Nursing students face admission difficulty
February 25, 2009 7:15 PM
Despite a rising demand for health care practitioners, becoming one at SF State is not a leisurely stroll in the park.
In fact, it's more like a triathlon.
SF State's own nursing program accepts 80 students in the fall and 40 in the spring out of the nearly 800 who actually apply, according to SF State school of nursing director Shirley Girouard.
Jaleel Arnado, a 5th year pre-med student, emphasizes the amount of preparation it takes just to get into medical school, which she is currently applying for.
"On top of having the prerequisites and good grades, you still need to volunteer, work at hospitals and take the MCAT," said Arnado. "For me, it has been really difficult because along with all these science classes, I do volunteer work, and it gets really hard."
The MCAT is the nation's medical college admissions test required for admission to many medical schools.
Every year, about 45,000 students apply to health-related departments nationally and about 22,000 make it in, according to Barry S. Rothman, an SF State health professions advisor. Even more than that are actually good applicants, but there isn't enough space for them, he said.
According to Rothman, health care became extremely privatized about 30 years ago, which drove up costs.
"The more it costs, the harder it is to train more people," Rothman said. "And now, with the beginning of geriatric problems and budget cuts, it will only get worse."
The baby boomers, those born from 1946 to 1964, will begin reaching the retiring age of 65 by 2011 and assistance to these people will be in great demand by 2015, according to John Minnett, president of SF State's Nursing Student Association.
There are 64 million people living in the 6,033 areas of the U.S. with a shortage of primary care professionals, according to the U.S. Department of Health and Human Services. It would take 16,336 professionals to meet this population's need for primary care providers - that is 2,000 people to one practitioner, it said.
Health care staff shortages hit the nursing industry hardest.
"There is a great shortage of nursing faculty, nursing class room space, clinical sites and preceptors - people that work in hospitals with students one-on-one," said Minnett. "Until financial resources [are] allocated to address these needs, the supply of nurses will remain minimal as compared to the need."
Today there are approximately 150,000 unfilled Registered Nurse positions nationally and will grow to 350,000-750,000 by 2020 based on recent projections, according to Minnett.
"The department is not trying to be picky," said Minnett of the nursing department. "The reality is that there just is not enough faculty and classroom space to accommodate more students."
To relieve the shortage, Minnett emphasizes the need for greater funding.
"If we don't increase our capacity to educate and train new nurses, the nursing shortage crisis that has yet to hit in full force will be much worse," he said. "That will translate into poor patient outcomes with a much greater incidence of patient illness and suffering in the next couple of decades to come."
Katie Loggins, a 2nd year graduate nursing student, applied for the nursing program at her city college, only to find out she was number 452 on the list, trying to get into a program that accepts 30 students per semester.
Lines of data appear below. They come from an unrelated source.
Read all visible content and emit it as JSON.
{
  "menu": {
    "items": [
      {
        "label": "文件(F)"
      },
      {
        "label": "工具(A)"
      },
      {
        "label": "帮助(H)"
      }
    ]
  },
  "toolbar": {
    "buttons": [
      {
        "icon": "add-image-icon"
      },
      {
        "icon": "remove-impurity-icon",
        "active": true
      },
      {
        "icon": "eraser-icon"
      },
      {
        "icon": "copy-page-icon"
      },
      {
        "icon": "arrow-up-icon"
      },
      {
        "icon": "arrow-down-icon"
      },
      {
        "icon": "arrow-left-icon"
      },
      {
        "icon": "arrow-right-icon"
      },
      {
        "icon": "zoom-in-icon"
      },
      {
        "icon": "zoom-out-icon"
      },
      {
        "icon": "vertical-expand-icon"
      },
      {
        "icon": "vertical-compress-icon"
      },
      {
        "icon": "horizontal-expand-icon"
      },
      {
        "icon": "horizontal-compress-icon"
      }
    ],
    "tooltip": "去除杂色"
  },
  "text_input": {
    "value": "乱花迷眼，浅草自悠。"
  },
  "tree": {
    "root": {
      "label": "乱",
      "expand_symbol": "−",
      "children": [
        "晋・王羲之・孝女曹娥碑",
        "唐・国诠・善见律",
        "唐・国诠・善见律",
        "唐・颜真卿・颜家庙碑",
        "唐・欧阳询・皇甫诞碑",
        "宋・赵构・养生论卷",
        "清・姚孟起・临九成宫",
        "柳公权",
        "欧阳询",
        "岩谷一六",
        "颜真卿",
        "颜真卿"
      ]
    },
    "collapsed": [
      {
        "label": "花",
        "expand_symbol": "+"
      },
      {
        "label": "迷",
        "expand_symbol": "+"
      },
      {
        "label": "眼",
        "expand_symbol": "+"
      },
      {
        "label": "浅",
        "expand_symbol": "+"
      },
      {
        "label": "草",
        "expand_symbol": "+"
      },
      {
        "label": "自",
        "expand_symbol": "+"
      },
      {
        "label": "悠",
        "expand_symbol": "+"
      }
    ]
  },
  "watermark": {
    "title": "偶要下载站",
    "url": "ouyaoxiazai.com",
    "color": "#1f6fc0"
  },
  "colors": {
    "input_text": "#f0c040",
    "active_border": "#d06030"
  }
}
A year and a half later, she found herself only in the low 300s of the list, when she decided to apply to SF State's program.
"I applied with the experience I already had," Loggins said in an email. "My background is in holistic health. I am certified in therapeutic massage, Reiki, Thai massage, studied East African herbalism in Kenya and Tao Shiatsu in Japan."
Though her knowledge in Western medicine was minimal, Loggins' holistic background was appreciated and she was accepted into the program.
Herissa Magadia, a 2nd- year nursing student, attributes her good planning in getting into the nursing program.
"I planned ahead of time what classes to take," she said. "I took several of the required classes in community colleges during summer instead of waiting for a spot at one college campus [and] I did not try to cram all the pre-requisite courses at once."
It's a very stressful process, Magadia says.
For those who do not get into the nursing program, some work on a minor or a different major while continuing to apply, or others pursue a different career altogether,
Donald Pon, a nursing student, applied the first time with just grades, but not enough extracurricular activities. The second time, Pon had the grades and experience by volunteering and doing community service.
"All these items may seem like they are easy to obtain and seem like minor items but they really do make a difference," wrote Pon in an email. "These extracurricular [activities] really help in molding the type of person you want to be when you become a nurse."
But until then, Minnett urges applicants to prepare to work hard to see results in an extremely competitive field.
"[Applicants and students] need to really make themselves stand out in order to get into the nursing program and to get a foot in the door to that first job," he said.
Advanced Life Support and Emergency Medical Technician certifications, working in hospitals as nursing assistants or other unlicensed positions and joining student organizations such as the NSA are a few surefire ways to help, he said.
"In addition to not having the financial support from the state for employing more instructors, the number of students accepted into schools is strongly affected by the number of clinical spaces available," said Loggins. "The economy needs to improve before any changes can be made."
POST A COMMENT
|BACK TO TOP|| |
Copyright © 2008 [X]press | Journalism Department - San Francisco State University